- _TRY IT_
Search the entries for the word "gaming". Copy each line in which it is found.

- _INFORMATION GIVEN_

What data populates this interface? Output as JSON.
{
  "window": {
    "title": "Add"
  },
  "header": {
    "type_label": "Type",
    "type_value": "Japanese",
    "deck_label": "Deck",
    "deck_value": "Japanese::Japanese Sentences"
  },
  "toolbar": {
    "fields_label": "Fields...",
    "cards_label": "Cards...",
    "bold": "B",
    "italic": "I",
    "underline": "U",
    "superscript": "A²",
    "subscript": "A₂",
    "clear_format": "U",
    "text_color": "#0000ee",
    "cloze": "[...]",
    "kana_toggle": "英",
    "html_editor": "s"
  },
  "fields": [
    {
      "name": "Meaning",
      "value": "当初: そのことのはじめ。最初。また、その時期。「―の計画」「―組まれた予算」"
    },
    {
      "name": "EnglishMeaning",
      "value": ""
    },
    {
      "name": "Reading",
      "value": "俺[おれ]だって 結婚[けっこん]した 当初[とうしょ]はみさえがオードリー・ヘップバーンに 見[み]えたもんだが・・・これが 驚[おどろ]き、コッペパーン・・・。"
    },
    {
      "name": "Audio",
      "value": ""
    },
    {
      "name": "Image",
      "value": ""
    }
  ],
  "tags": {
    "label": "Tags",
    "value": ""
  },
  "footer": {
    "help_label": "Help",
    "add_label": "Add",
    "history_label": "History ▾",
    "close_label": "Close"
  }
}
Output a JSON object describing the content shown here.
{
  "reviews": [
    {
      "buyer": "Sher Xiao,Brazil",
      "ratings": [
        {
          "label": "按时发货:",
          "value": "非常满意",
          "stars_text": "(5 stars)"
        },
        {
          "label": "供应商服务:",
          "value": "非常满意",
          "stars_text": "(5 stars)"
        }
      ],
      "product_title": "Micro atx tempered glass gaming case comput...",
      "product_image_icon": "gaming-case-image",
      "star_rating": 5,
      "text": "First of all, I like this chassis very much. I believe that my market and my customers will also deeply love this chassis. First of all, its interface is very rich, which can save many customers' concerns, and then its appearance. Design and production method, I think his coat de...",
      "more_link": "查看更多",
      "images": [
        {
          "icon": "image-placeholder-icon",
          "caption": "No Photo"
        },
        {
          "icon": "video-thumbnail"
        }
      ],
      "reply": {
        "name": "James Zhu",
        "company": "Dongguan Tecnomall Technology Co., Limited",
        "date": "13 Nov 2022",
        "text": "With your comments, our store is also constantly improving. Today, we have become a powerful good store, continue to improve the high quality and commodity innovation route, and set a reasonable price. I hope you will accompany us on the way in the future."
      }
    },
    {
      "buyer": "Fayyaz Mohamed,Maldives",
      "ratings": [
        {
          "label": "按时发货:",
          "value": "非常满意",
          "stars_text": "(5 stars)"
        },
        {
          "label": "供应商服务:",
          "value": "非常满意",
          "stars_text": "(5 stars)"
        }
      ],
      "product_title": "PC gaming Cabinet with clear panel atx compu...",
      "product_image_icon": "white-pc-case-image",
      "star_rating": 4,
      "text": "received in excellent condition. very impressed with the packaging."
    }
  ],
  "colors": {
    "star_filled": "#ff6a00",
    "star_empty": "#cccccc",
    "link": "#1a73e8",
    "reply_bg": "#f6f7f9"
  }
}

- _RESULT OF THE TASK_
      "product_title": "Micro atx tempered glass gaming case comput...",
      "product_image_icon": "gaming-case-image",
      "product_title": "PC gaming Cabinet with clear panel atx compu...",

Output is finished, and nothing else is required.